* [TO DO]
All of the data below is to be output without alteration.

* [SUPPLIED RECORDS]
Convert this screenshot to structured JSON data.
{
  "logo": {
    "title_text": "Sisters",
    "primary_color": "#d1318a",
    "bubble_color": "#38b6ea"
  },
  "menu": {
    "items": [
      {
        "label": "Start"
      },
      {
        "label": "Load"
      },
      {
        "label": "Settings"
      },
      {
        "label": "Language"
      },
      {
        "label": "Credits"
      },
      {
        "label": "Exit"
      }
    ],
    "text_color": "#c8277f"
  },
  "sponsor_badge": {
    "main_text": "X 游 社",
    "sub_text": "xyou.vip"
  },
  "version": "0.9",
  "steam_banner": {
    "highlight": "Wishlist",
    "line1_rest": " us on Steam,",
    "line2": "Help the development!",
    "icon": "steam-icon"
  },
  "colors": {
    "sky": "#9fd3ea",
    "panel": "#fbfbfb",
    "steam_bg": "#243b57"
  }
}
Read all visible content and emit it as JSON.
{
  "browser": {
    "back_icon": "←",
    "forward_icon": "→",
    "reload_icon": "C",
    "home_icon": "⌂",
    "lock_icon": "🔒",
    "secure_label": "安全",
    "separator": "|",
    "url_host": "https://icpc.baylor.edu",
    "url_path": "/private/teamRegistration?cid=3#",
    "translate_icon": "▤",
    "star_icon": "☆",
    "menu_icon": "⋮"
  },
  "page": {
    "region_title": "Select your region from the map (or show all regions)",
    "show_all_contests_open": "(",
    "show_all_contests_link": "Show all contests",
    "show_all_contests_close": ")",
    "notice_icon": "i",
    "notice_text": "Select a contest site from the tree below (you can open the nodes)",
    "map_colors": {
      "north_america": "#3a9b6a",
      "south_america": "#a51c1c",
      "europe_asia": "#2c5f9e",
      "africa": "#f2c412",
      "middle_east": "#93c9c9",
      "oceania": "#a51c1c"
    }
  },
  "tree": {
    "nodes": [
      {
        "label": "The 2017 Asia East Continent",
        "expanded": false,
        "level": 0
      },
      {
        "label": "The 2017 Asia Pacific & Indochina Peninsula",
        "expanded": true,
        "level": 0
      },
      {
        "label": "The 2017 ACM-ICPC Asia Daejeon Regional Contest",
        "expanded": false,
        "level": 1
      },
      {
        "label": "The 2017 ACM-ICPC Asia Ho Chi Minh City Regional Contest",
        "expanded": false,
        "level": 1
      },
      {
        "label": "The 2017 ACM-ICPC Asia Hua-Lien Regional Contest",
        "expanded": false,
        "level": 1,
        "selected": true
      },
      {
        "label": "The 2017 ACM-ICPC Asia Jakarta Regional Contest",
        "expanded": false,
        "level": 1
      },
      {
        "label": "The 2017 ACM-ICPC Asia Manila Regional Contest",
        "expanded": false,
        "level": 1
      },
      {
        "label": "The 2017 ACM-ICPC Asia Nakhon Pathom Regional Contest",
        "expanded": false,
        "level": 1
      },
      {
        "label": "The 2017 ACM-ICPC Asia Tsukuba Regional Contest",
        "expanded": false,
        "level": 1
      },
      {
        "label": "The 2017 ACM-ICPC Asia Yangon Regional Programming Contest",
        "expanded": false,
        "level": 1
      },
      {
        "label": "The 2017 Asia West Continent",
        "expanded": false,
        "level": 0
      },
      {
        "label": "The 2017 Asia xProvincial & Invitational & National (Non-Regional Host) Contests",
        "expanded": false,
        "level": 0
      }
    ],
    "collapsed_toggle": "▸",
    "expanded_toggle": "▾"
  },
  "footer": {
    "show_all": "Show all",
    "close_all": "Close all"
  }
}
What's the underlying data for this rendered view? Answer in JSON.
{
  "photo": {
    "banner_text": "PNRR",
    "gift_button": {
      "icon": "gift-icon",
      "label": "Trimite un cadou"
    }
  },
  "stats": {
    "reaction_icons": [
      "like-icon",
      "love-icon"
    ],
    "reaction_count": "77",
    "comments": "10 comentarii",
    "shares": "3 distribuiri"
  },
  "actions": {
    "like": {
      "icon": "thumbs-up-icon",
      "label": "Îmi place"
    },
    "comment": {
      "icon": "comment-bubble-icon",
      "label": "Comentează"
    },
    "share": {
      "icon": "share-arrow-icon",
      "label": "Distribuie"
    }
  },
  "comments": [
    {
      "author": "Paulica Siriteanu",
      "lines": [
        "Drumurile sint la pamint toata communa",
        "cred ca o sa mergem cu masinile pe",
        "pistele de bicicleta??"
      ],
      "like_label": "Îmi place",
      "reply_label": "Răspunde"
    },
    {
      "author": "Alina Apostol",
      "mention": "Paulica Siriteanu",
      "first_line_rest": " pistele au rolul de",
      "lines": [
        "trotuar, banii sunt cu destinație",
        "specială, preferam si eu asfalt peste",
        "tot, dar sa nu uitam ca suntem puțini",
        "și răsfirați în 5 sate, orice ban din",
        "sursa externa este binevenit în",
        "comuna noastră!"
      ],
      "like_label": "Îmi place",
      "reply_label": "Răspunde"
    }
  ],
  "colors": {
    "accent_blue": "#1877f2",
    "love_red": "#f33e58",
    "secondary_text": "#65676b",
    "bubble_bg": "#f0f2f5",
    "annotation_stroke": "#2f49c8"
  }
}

* [TASK ANSWER]
Convert this screenshot to structured JSON data.
{
  "logo": {
    "title_text": "Sisters",
    "primary_color": "#d1318a",
    "bubble_color": "#38b6ea"
  },
  "menu": {
    "items": [
      {
        "label": "Start"
      },
      {
        "label": "Load"
      },
      {
        "label": "Settings"
      },
      {
        "label": "Language"
      },
      {
        "label": "Credits"
      },
      {
        "label": "Exit"
      }
    ],
    "text_color": "#c8277f"
  },
  "sponsor_badge": {
    "main_text": "X 游 社",
    "sub_text": "xyou.vip"
  },
  "version": "0.9",
  "steam_banner": {
    "highlight": "Wishlist",
    "line1_rest": " us on Steam,",
    "line2": "Help the development!",
    "icon": "steam-icon"
  },
  "colors": {
    "sky": "#9fd3ea",
    "panel": "#fbfbfb",
    "steam_bg": "#243b57"
  }
}
Read all visible content and emit it as JSON.
{
  "browser": {
    "back_icon": "←",
    "forward_icon": "→",
    "reload_icon": "C",
    "home_icon": "⌂",
    "lock_icon": "🔒",
    "secure_label": "安全",
    "separator": "|",
    "url_host": "https://icpc.baylor.edu",
    "url_path": "/private/teamRegistration?cid=3#",
    "translate_icon": "▤",
    "star_icon": "☆",
    "menu_icon": "⋮"
  },
  "page": {
    "region_title": "Select your region from the map (or show all regions)",
    "show_all_contests_open": "(",
    "show_all_contests_link": "Show all contests",
    "show_all_contests_close": ")",
    "notice_icon": "i",
    "notice_text": "Select a contest site from the tree below (you can open the nodes)",
    "map_colors": {
      "north_america": "#3a9b6a",
      "south_america": "#a51c1c",
      "europe_asia": "#2c5f9e",
      "africa": "#f2c412",
      "middle_east": "#93c9c9",
      "oceania": "#a51c1c"
    }
  },
  "tree": {
    "nodes": [
      {
        "label": "The 2017 Asia East Continent",
        "expanded": false,
        "level": 0
      },
      {
        "label": "The 2017 Asia Pacific & Indochina Peninsula",
        "expanded": true,
        "level": 0
      },
      {
        "label": "The 2017 ACM-ICPC Asia Daejeon Regional Contest",
        "expanded": false,
        "level": 1
      },
      {
        "label": "The 2017 ACM-ICPC Asia Ho Chi Minh City Regional Contest",
        "expanded": false,
        "level": 1
      },
      {
        "label": "The 2017 ACM-ICPC Asia Hua-Lien Regional Contest",
        "expanded": false,
        "level": 1,
        "selected": true
      },
      {
        "label": "The 2017 ACM-ICPC Asia Jakarta Regional Contest",
        "expanded": false,
        "level": 1
      },
      {
        "label": "The 2017 ACM-ICPC Asia Manila Regional Contest",
        "expanded": false,
        "level": 1
      },
      {
        "label": "The 2017 ACM-ICPC Asia Nakhon Pathom Regional Contest",
        "expanded": false,
        "level": 1
      },
      {
        "label": "The 2017 ACM-ICPC Asia Tsukuba Regional Contest",
        "expanded": false,
        "level": 1
      },
      {
        "label": "The 2017 ACM-ICPC Asia Yangon Regional Programming Contest",
        "expanded": false,
        "level": 1
      },
      {
        "label": "The 2017 Asia West Continent",
        "expanded": false,
        "level": 0
      },
      {
        "label": "The 2017 Asia xProvincial & Invitational & National (Non-Regional Host) Contests",
        "expanded": false,
        "level": 0
      }
    ],
    "collapsed_toggle": "▸",
    "expanded_toggle": "▾"
  },
  "footer": {
    "show_all": "Show all",
    "close_all": "Close all"
  }
}
What's the underlying data for this rendered view? Answer in JSON.
{
  "photo": {
    "banner_text": "PNRR",
    "gift_button": {
      "icon": "gift-icon",
      "label": "Trimite un cadou"
    }
  },
  "stats": {
    "reaction_icons": [
      "like-icon",
      "love-icon"
    ],
    "reaction_count": "77",
    "comments": "10 comentarii",
    "shares": "3 distribuiri"
  },
  "actions": {
    "like": {
      "icon": "thumbs-up-icon",
      "label": "Îmi place"
    },
    "comment": {
      "icon": "comment-bubble-icon",
      "label": "Comentează"
    },
    "share": {
      "icon": "share-arrow-icon",
      "label": "Distribuie"
    }
  },
  "comments": [
    {
      "author": "Paulica Siriteanu",
      "lines": [
        "Drumurile sint la pamint toata communa",
        "cred ca o sa mergem cu masinile pe",
        "pistele de bicicleta??"
      ],
      "like_label": "Îmi place",
      "reply_label": "Răspunde"
    },
    {
      "author": "Alina Apostol",
      "mention": "Paulica Siriteanu",
      "first_line_rest": " pistele au rolul de",
      "lines": [
        "trotuar, banii sunt cu destinație",
        "specială, preferam si eu asfalt peste",
        "tot, dar sa nu uitam ca suntem puțini",
        "și răsfirați în 5 sate, orice ban din",
        "sursa externa este binevenit în",
        "comuna noastră!"
      ],
      "like_label": "Îmi place",
      "reply_label": "Răspunde"
    }
  ],
  "colors": {
    "accent_blue": "#1877f2",
    "love_red": "#f33e58",
    "secondary_text": "#65676b",
    "bubble_bg": "#f0f2f5",
    "annotation_stroke": "#2f49c8"
  }
}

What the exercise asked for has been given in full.